Unlike other cultures where the newborn is immediately brought out to be introduced to it's family, in Tlingit culture things weren't so rushed. The father wouldn't be able to see the child for at least a month, or for the duration of the new mother and the child's bonding session under the tree. After birth, the tree became the first home while the child adjusted to the smell of it's mother and the fullness of the world. This time was also very important for the woman who also needed it to grow accustomed to being a mother. When she and her aunties decided that it was time to introduce the new relative to the family, it was also time for the celebration and ceremony of the potlatch.
Becoming a mother was indeed a true "rite of passage" for the Tlingit woman of long ago. Through the preparation, commitment, instruction, and initiation of childbirth, a Tlingit woman's position with her family, clan, and village changed from one of woman to mother. It was a life changing conversion honored by all the community with feasting, singing, dancing, and laughter.

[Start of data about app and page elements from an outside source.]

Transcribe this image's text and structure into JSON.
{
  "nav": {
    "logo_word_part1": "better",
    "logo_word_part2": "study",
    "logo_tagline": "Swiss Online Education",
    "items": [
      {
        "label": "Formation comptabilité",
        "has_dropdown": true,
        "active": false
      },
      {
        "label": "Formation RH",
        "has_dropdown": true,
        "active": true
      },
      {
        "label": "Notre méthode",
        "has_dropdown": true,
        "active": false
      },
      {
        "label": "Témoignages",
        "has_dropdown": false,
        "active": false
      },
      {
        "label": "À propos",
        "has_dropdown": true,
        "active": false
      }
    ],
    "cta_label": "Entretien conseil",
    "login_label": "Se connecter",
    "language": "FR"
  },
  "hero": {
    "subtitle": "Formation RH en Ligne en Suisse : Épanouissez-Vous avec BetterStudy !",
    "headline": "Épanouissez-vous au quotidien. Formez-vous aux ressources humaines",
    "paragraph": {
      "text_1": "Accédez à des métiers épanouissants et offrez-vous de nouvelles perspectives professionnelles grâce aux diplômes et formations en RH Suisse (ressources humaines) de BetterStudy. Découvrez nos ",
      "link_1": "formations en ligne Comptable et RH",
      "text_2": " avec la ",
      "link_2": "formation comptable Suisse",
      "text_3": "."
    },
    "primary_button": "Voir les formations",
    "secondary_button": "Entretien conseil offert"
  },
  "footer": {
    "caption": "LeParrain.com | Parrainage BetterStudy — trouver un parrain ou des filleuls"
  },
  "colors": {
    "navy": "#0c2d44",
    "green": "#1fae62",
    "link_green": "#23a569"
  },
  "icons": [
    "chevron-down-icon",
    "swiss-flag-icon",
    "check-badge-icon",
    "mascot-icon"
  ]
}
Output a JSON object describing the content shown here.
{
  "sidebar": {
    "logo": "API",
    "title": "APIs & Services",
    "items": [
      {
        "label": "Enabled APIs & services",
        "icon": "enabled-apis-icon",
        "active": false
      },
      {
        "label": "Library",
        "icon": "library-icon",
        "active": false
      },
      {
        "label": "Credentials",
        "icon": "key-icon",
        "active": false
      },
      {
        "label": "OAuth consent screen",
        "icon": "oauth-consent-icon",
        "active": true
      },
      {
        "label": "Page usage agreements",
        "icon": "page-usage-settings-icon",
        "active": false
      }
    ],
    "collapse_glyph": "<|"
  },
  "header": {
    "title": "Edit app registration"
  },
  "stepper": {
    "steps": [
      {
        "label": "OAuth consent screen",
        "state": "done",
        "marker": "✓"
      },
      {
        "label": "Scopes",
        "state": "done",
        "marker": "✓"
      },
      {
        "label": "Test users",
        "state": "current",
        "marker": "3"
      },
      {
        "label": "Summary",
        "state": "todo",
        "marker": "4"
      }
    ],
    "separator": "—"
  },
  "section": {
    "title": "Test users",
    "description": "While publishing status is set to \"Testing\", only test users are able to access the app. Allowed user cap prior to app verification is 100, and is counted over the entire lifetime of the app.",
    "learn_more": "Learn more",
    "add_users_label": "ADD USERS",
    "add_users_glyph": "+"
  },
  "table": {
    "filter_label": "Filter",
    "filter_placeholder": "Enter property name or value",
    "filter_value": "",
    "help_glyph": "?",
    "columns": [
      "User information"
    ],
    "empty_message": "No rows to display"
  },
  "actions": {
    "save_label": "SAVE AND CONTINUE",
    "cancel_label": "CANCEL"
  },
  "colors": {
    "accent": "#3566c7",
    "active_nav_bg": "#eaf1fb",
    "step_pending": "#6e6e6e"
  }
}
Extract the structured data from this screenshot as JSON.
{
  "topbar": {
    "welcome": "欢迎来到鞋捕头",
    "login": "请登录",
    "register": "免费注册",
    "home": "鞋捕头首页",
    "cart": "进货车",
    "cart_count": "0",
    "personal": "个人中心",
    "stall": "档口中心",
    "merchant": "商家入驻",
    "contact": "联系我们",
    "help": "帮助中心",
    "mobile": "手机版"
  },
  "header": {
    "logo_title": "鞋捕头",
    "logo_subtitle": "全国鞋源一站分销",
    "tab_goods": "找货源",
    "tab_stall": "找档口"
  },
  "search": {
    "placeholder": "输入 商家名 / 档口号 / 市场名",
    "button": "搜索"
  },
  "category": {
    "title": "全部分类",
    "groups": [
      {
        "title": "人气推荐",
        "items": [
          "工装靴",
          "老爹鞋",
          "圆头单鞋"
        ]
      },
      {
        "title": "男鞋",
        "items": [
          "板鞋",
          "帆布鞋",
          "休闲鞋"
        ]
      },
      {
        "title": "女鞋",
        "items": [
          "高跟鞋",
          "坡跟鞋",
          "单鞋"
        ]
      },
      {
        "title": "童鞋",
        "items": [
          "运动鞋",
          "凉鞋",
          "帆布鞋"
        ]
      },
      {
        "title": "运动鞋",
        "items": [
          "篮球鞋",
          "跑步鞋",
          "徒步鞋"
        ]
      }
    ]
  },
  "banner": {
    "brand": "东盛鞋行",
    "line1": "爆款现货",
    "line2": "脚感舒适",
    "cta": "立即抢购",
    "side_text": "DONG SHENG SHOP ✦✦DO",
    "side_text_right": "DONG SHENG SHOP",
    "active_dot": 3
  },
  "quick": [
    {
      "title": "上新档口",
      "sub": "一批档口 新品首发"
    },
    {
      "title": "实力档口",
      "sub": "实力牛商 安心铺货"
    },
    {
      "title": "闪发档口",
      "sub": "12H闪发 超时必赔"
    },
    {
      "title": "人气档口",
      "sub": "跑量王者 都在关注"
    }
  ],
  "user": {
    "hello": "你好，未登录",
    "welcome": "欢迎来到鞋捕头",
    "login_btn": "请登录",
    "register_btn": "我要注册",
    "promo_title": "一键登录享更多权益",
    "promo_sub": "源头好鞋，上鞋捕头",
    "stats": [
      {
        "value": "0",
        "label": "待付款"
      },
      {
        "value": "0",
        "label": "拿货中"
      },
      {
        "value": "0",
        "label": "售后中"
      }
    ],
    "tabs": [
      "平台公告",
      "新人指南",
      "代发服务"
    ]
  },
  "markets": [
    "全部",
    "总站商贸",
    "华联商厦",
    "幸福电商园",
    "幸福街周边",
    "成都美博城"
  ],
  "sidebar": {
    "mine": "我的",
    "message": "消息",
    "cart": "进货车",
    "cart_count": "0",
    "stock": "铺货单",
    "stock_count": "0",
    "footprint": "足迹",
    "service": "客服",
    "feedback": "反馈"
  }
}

Today there is not quite so much ritual to giving birth. Most of our Tlingit children are born in an Indian Health Service hospital, which is not only located in a city but also on a different island altogether. This naturally makes it kind of hard to bury the umbilical cord. The changes in our Tlingit world and the ceremonies and rites that we believed in are, from where I stand, due only to the pervasiveness of the whiteman's culture. Although I do not believe that our culture was, or is, static, I do feel that we had then, and still have, the power to control our own society without the guidance and interruption of any outside sources. I can only hope that when it comes time to for me to have a child, the rituals and ceremonies that have lain so long ignored are once again brought forth, placed within our box of knowledge, and taught to me by my aunties.
Prepared for Native American Philosophy, IAIA (1996)